Martian Manhunter (2018-) #2
Writer: Steve Orlando
Artist: Riley Rossmo
I’ve never been a big fan of Martian Manhunter. In a team setting like Justice League, sure he’s great. But I never really read a Manhunter solo that I really loved. Similar to characters like Hawkman, Manhunter’s mythology seems to radically change from writer to writer. This definitely makes it hard for Martian Manhunter stories to get going and tell really great stories, but it also makes it easy for new readers to jump on. Even though we’re only two issues into this story, Steve Orlando’s Martian Manhunter breaks the status quo of mediocre Manhunter stories and tells a unique and engaging story.
The best thing about Steve Orlando’s Martian Manhunter is his worldbuilding on Mars. Oftentimes, flashbacks can be a chore to read, but here they take center stage and don’t feel out of place. I was worried that the flashbacks from the last issue would portray John as a brutish police-officer, but this issue does a great job of showing the many different layers of John. Sure he might be corrupt, but he’s a family man and respects the citizens of Mars.

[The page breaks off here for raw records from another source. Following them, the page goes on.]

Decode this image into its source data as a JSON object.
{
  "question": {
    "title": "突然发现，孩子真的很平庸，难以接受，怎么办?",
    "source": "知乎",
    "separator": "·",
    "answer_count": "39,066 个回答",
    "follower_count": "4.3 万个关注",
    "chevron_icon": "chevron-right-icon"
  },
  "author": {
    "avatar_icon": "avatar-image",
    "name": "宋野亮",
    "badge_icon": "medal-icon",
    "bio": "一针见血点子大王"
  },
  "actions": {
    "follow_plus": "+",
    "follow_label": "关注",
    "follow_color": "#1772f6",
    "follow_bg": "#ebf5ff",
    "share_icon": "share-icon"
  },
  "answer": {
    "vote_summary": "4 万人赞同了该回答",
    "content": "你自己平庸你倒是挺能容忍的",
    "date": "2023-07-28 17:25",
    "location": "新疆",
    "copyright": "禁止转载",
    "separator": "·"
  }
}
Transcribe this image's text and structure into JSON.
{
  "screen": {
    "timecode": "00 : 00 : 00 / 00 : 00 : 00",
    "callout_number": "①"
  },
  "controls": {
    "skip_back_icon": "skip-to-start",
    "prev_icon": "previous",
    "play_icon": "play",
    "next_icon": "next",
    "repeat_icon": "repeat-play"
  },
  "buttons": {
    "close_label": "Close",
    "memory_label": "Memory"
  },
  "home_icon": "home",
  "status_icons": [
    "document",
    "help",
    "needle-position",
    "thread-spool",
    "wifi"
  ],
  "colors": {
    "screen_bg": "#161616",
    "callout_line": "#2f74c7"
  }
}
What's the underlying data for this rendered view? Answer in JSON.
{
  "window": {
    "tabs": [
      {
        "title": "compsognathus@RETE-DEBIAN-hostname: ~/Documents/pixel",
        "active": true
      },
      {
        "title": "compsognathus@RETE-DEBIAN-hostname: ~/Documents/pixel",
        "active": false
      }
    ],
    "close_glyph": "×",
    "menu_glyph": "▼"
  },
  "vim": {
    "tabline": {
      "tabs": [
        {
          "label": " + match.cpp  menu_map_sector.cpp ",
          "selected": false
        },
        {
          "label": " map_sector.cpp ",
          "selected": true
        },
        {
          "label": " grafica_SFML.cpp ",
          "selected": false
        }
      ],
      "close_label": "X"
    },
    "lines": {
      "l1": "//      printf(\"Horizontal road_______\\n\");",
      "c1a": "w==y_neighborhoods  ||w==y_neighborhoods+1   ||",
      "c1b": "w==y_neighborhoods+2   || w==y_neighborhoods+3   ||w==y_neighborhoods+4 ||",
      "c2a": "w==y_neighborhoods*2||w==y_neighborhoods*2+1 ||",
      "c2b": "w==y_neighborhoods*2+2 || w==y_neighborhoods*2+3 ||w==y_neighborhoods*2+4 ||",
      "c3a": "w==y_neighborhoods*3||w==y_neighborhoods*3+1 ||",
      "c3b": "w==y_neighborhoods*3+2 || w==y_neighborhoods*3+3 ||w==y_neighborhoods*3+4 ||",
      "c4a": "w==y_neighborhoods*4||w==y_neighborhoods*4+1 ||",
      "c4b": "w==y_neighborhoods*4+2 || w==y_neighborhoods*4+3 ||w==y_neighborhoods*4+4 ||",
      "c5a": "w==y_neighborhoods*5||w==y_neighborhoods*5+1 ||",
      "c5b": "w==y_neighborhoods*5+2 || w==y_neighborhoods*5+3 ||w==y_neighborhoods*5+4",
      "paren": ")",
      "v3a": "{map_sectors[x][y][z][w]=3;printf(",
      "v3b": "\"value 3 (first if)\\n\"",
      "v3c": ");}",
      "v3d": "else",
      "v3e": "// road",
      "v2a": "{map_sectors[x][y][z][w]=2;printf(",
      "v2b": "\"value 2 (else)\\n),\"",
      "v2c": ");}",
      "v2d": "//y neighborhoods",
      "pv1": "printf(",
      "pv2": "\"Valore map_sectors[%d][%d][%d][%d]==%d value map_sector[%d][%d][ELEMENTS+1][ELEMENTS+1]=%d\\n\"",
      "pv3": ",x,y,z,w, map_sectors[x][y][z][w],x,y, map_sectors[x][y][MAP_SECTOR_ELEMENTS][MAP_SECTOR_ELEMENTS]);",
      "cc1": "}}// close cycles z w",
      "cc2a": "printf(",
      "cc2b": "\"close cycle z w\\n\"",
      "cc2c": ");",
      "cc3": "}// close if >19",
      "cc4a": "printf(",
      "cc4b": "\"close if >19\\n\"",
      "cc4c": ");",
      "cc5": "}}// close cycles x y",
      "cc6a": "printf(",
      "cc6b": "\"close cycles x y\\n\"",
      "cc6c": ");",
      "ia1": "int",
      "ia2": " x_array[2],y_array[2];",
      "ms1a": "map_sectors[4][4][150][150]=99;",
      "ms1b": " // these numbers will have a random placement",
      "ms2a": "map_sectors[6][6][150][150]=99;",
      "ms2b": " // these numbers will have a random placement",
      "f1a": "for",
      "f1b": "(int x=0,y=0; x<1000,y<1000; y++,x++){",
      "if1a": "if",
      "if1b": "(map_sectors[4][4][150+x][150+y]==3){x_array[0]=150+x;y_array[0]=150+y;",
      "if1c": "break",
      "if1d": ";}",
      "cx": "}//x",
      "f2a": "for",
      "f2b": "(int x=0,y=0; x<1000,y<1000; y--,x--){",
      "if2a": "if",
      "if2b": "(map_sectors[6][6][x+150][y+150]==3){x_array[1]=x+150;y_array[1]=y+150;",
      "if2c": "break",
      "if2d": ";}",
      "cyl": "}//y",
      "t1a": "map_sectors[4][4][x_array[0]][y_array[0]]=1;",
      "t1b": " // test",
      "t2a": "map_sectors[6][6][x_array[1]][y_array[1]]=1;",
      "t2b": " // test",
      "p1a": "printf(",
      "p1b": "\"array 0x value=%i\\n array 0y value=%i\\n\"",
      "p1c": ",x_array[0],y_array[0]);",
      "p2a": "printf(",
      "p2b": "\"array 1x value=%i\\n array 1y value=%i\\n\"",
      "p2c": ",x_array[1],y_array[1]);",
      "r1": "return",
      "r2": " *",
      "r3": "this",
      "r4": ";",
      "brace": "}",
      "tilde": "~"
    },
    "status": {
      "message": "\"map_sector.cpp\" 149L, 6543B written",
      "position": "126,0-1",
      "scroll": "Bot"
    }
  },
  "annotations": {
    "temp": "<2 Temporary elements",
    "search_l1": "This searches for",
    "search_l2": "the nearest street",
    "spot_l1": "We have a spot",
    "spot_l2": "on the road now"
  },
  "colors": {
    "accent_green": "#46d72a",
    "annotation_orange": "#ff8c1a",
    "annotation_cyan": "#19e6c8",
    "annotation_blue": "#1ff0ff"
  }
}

Each new idea Orlando brings to Mars feels so natural and adds layers of depth to the planet’s mythology. From ceremonies where Martian picks their social forms to museums that show how man has influenced the culture of Mars, every idea feels fresh and inventive. Even the way Orlando presents these concepts feels so natural. Instead of explaining what everything is, he very skillfully conveys the meaning through dialogue. Because Martian’s talk just like humans, we understand what they are talking about even though not everything is 100% explained.
And of course, Mars wouldn’t look half as amazing as it does if it wasn’t for Riley Rossmo. Rossmo’s art is perfect at capturing the bizarre and alien nature of Mars while making things still look practical. Rossmo’s depiction of Martian Manhunter is perfect for this story. John is surrounded by fire in this issue so we get see Rossmo draw the Martian as a malleable and melting figure.
I recommend this series for both new readers and long-time Martian Manhunter fans. Although the main story isn’t nearly as interesting as the Mars flashbacks, the story also hasn’t really got a chance to start yet. Instead, Orlando delves into the history of Mars in a way no other writer has before. Even if you aren’t a fan of Martian Manhunter, this series is worth it for Rossmo’s art alone. If this team can deliver this quality every issue, this series is sure to be a staple of recommended Martian Manhunter reading lists.
Steve Orlando brings his worldbuilding A-game in this issue with Riley Rossmo's beautiful pencils backing it up.